     I didn’t really follow Davy’s career since I wasn’t a Monkees’ fan. I did always think about him and wondered what happened after the Monkees broke up. It was in 2012, just another day, and I heard on the news, Davy had died, suddenly, of a heart attack. It took me by surprise. He was still fairly young. My heart sank a little, like losing a friend, reminding me of friends I'd lost in the war. 

     Strange how life works. I can’t call him a friend, not really; yet, somehow, back in ’69, as famous as he was, his face known all over the world, something told him, on that one particular day, I needed a friend, if only for one evening, so he asked, "Want to go for a ride?"        


Thelma T. Reyna said...

Wow, Daniel. Your storytelling chops are on full display here. Thank you for this slice-of-life peek into overlapping cultures and social strata of the 60s, with big and little differences, but, ultimately, with commonalities. Thank you for this.

Anonymous said...

Great adventure thanks Danny

sandraramosobriant said...

Great look back!

Anonymous said...

Ive heard part of that story before, the part you wrote that my dad would ask u to tell him about (the two of you pulli g up to fans) but never heard the part before an where an what the two of did, very interesting thank you for sharing

charley trujillo said...

Good stuff, carnal

Anonymous said...

Great slice of history! I remember "Bog Al" ... played with you, Marco, his brother Manuel and Al Carranza my brother.
Thank you for sharing that great story.
I also worked PJs and have some funny stories about that place. Rock on Danny!

Anonymous said...

Bob Conti

Barbara Nimmo said...

Great blog post! I thoroughly enjoyed reading about your adventures with Davy Jones. The vivid descriptions of the underwater world and the thrill of cruising really drew me in.

Anonymous said...

Thanks everyone for your comments. It’s interesting to hear how you connect with the story

Jennifer Walsh said...

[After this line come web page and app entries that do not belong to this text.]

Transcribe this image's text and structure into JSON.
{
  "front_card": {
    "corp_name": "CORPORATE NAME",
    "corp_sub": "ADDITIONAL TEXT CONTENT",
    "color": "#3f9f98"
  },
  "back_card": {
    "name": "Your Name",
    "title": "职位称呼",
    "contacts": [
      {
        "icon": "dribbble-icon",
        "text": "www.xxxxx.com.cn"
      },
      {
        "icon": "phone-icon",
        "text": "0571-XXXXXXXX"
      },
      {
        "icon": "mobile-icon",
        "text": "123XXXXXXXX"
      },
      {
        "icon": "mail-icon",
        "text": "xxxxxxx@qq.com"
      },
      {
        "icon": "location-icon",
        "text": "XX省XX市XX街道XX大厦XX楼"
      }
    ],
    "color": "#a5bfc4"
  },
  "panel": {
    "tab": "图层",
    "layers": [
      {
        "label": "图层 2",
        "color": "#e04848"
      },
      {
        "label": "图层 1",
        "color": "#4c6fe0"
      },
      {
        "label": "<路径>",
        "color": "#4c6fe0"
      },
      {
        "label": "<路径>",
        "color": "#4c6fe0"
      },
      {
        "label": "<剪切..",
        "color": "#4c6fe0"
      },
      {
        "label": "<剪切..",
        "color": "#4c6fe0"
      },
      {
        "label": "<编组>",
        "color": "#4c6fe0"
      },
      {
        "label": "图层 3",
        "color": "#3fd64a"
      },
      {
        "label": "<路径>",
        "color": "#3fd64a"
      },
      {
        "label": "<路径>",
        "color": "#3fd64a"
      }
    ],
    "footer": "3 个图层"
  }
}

I absolutely loved reading about Davy Jones' sunset cruise in his classic Cadillac! It's a nostalgic journey into the past. Plus, for those looking to explore more vintage car experiences, keeping an eye out for doubledownpromocodes might lead to discounts on similar adventures. Thanks for sharing this delightful story!